13. Gibson is a Mizzou baseball alum. He’s active in community-minded charities, and has worked with Adam Wainwright in this area. Gibson and family live in nearby Washington, Mo. He’s already done plenty of community-minded work in the St. Louis area. I know this is about the pitching … but this is a really good man. Gibson is a three-time team nominee for the Roberto Clemente Community Service Award. And he has donated or otherwise raised $430,000 over the last four years to feed the hungry.
14. OK, so what’s next? The Cardinals have four starters under contract — Mikolas, Steven Matz, Lynn and Gibson — and we’re waiting for the next move. The Redbirds have been linked to free-agent starting pitcher Sonny Gray. USA Today’s Bob Nightengale recently called the Cardinals “the favorites” to sign Gray. But the Atlanta Braves are making a hard push, and are a better bet to spend the necessary money to close a deal. Hopefully Bill DeWitt Jr. will sign off on doing what it takes to secure Gray. Last season Gray was 4th among MLB starters in WAR, pitched 184 innings, had a 2.79 ERA, and crafted the AL’s best FIP (2.83.) At age 34, Gray could probably be secured with a shorter-term deal – two or three years. But that doesn’t mean the Cardinals will outmaneuver the Braves for him. One thought: by adding two established innings arms, the Cardinals could have more interest in Blake Snell, who is light on innings but heavy on ERA quality. (As long as you don’t mind the walks.)
15. Here’s what I’ve been thinking and saying since last week: if I had to predict a course for the Cardinals in their starting-pitching initiative, I’d go with this:
* Two starters to refill the back end of the rotation with innings.
* Add a higher-caliber starter via free agency. But it wouldn’t be Yoshinobu Yamamoto, Blake Snell or Aaron Nola. and Nola subsequently re-signed with the Phillies … because that’s what he wanted to do, and free-agents get to make that decision.
* If the Cardinals declined to spend market value to add a higher higher level starter, they’d get that done by trading for one. So crank up the search engine and make sure to add the names Dylan Cease, Tyler Glasnow, Shane Bieber, or one of multiple candidates who pitch for the Mariners.

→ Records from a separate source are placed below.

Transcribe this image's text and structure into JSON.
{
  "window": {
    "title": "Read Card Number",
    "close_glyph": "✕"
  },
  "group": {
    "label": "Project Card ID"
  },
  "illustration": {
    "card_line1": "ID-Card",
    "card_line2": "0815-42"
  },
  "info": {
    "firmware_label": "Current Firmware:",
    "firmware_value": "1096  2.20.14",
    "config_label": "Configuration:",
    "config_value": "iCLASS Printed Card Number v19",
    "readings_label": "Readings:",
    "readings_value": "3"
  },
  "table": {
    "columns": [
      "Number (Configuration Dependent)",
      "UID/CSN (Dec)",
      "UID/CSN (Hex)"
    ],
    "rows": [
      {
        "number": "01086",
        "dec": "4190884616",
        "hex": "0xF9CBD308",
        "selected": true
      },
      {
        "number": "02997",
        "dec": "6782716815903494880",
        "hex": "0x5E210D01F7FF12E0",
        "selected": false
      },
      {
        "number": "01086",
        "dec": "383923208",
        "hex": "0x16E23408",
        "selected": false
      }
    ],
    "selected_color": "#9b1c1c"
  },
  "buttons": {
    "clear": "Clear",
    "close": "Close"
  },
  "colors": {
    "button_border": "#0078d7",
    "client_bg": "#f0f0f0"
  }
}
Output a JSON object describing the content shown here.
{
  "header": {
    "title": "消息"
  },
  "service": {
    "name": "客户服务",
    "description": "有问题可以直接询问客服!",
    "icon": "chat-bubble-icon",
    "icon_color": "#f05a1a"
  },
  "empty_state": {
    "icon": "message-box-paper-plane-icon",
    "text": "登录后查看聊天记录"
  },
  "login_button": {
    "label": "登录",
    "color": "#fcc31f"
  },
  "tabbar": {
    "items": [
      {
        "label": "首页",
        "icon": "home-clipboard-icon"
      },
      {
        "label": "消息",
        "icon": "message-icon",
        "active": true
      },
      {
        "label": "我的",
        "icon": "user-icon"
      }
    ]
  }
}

Finally, at least for now: congrats to Daniel Descalso for returning to the Cardinals as Oli Marmol’s bench coach for 2024. That gig had been set aside for Yadier Molina but he was having a difficult time choosing between a full-time coaching job and his kids. He was reluctant to leave them for the entire baseball season.
And congrats to former Cardinals manager Mike Shildt, who was given a two-year contract to manage the San Diego Padres.

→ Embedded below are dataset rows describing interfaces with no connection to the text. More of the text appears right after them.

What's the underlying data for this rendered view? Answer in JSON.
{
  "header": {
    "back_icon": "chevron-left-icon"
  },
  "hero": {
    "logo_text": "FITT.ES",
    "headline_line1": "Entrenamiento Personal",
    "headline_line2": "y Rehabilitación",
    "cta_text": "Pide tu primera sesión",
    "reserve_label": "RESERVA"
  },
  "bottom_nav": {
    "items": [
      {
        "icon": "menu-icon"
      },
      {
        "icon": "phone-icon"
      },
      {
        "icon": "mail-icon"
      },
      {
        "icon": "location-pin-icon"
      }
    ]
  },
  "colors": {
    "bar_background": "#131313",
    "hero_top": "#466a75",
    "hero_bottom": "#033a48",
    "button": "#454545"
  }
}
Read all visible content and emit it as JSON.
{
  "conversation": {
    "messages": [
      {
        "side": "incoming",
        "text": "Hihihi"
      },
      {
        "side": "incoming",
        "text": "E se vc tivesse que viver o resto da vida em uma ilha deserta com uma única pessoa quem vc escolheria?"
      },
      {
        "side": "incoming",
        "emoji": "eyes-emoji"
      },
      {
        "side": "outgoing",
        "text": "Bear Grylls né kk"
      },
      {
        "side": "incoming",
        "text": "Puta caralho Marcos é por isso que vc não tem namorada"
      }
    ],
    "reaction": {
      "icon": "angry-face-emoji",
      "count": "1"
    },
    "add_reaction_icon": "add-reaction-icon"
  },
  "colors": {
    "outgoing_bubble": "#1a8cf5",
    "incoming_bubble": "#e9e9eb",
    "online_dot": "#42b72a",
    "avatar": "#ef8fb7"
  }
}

Thanks for reading …
Bernie hosts an opinionated and analytical sports-talk show on 590 The Fan, KFNS. It airs 3-6 p.m. Monday through Thursday and 4-6 p.m. on Friday. Stream it live or access the show podcast on 590thefan.com or through the 590 The Fan St. Louis app.
Please follow Bernie on Twitter @miklasz

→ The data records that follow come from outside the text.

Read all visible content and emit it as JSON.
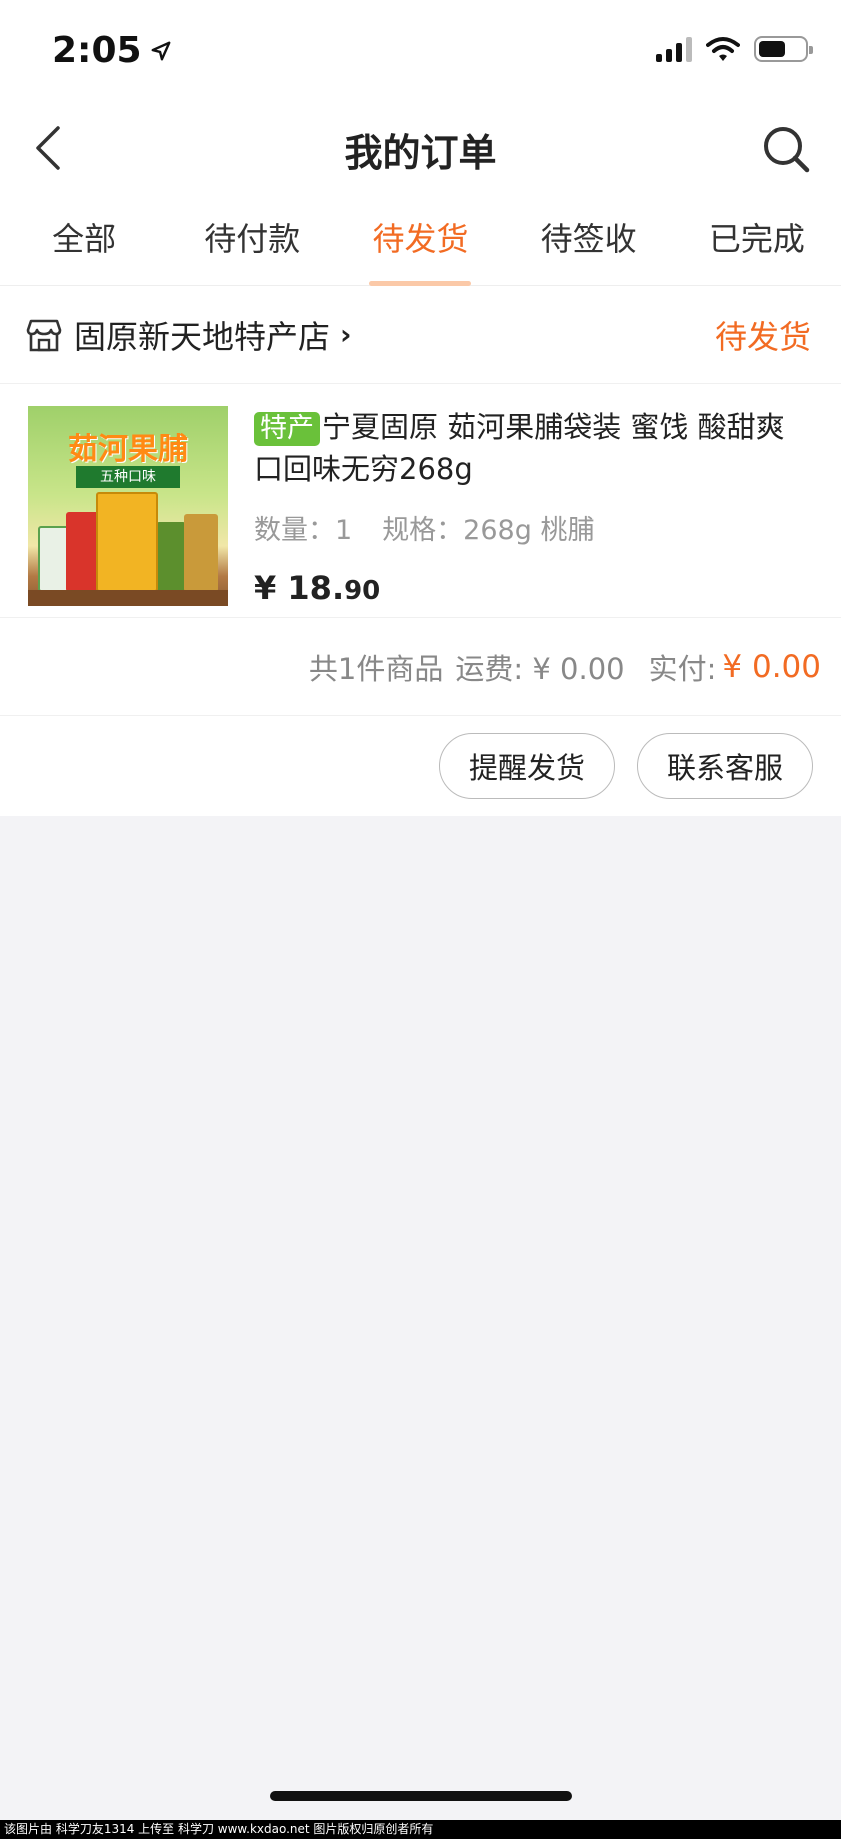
{
  "status_bar": {
    "time": "2:05"
  },
  "nav": {
    "title": "我的订单"
  },
  "tabs": [
    {
      "label": "全部"
    },
    {
      "label": "待付款"
    },
    {
      "label": "待发货"
    },
    {
      "label": "待签收"
    },
    {
      "label": "已完成"
    }
  ],
  "active_tab_index": 2,
  "order": {
    "shop_name": "固原新天地特产店",
    "shop_chevron": "›",
    "status": "待发货",
    "product": {
      "image_title": "茹河果脯",
      "image_subtitle": "五种口味",
      "tag": "特产",
      "title": "宁夏固原 茹河果脯袋装 蜜饯 酸甜爽口回味无穷268g",
      "quantity": "数量：1",
      "spec": "规格：268g 桃脯",
      "price_main": "¥ 18.",
      "price_cents": "90"
    },
    "summary": {
      "count_text": "共1件商品",
      "shipping_text": "运费: ¥ 0.00",
      "paid_label": "实付:",
      "paid_value": "¥ 0.00"
    },
    "actions": {
      "remind_label": "提醒发货",
      "contact_label": "联系客服"
    }
  },
  "watermark": "该图片由 科学刀友1314 上传至 科学刀 www.kxdao.net 图片版权归原创者所有",
  "colors": {
    "accent": "#f26b23",
    "tag_green": "#6ac13a",
    "tab_underline": "#fbc9a8"
  }
}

All stats used in my baseball columns are sourced from FanGraphs, Baseball Reference, StatHead, Baseball Savant, Fielding Bible. Baseball Prospectus, Bill James Online or Sports Info Solutions unless otherwise noted.
For the last 36 years Bernie Miklasz has entertained, enlightened, and connected with generations of St. Louis sports fans.
While best known for his voice as the lead sports columnist at the Post-Dispatch for 26 years, Bernie has also written for The Athletic, Dallas Morning News and Baltimore News American. A 2023 inductee into the Missouri Sports Hall of Fame, Bernie has hosted radio shows in St. Louis, Dallas, Baltimore and Washington D.C.
Bernie, his wife Kirsten and their cats reside in the Skinker-DeBaliviere neighborhood of St. Louis.